Excerpts from an interface dataset
● ● ● ●
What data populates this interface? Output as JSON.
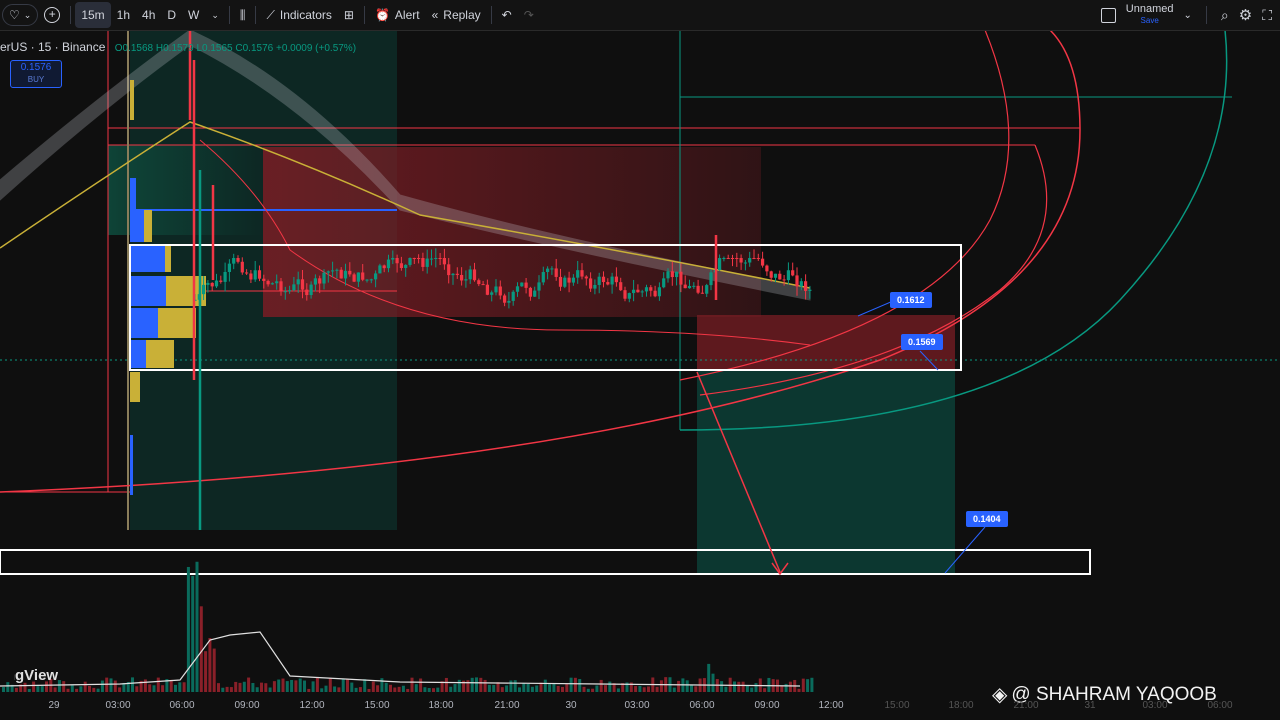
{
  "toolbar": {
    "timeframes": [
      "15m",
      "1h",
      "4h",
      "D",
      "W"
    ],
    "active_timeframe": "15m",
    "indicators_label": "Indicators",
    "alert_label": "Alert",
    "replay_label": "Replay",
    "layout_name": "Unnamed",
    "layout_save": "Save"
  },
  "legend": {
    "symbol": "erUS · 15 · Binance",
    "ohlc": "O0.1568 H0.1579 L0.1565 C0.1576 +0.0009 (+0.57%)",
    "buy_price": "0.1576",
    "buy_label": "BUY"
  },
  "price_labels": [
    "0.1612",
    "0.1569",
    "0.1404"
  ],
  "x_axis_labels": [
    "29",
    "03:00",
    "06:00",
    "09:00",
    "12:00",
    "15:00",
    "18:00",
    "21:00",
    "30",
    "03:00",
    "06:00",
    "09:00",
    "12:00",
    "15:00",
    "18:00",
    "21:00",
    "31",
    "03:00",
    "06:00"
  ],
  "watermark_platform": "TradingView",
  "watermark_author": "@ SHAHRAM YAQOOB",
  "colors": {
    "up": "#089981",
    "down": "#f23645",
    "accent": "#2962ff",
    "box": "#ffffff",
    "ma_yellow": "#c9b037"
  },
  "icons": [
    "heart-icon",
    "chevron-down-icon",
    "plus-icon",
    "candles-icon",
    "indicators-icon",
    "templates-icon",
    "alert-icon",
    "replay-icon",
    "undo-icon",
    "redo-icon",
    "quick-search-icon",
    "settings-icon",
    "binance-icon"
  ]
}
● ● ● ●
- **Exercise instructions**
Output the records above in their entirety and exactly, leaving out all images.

- **Solution for this problem**
What data populates this interface? Output as JSON.
{
  "toolbar": {
    "timeframes": [
      "15m",
      "1h",
      "4h",
      "D",
      "W"
    ],
    "active_timeframe": "15m",
    "indicators_label": "Indicators",
    "alert_label": "Alert",
    "replay_label": "Replay",
    "layout_name": "Unnamed",
    "layout_save": "Save"
  },
  "legend": {
    "symbol": "erUS · 15 · Binance",
    "ohlc": "O0.1568 H0.1579 L0.1565 C0.1576 +0.0009 (+0.57%)",
    "buy_price": "0.1576",
    "buy_label": "BUY"
  },
  "price_labels": [
    "0.1612",
    "0.1569",
    "0.1404"
  ],
  "x_axis_labels": [
    "29",
    "03:00",
    "06:00",
    "09:00",
    "12:00",
    "15:00",
    "18:00",
    "21:00",
    "30",
    "03:00",
    "06:00",
    "09:00",
    "12:00",
    "15:00",
    "18:00",
    "21:00",
    "31",
    "03:00",
    "06:00"
  ],
  "watermark_platform": "TradingView",
  "watermark_author": "@ SHAHRAM YAQOOB",
  "colors": {
    "up": "#089981",
    "down": "#f23645",
    "accent": "#2962ff",
    "box": "#ffffff",
    "ma_yellow": "#c9b037"
  },
  "icons": [
    "heart-icon",
    "chevron-down-icon",
    "plus-icon",
    "candles-icon",
    "indicators-icon",
    "templates-icon",
    "alert-icon",
    "replay-icon",
    "undo-icon",
    "redo-icon",
    "quick-search-icon",
    "settings-icon",
    "binance-icon"
  ]
}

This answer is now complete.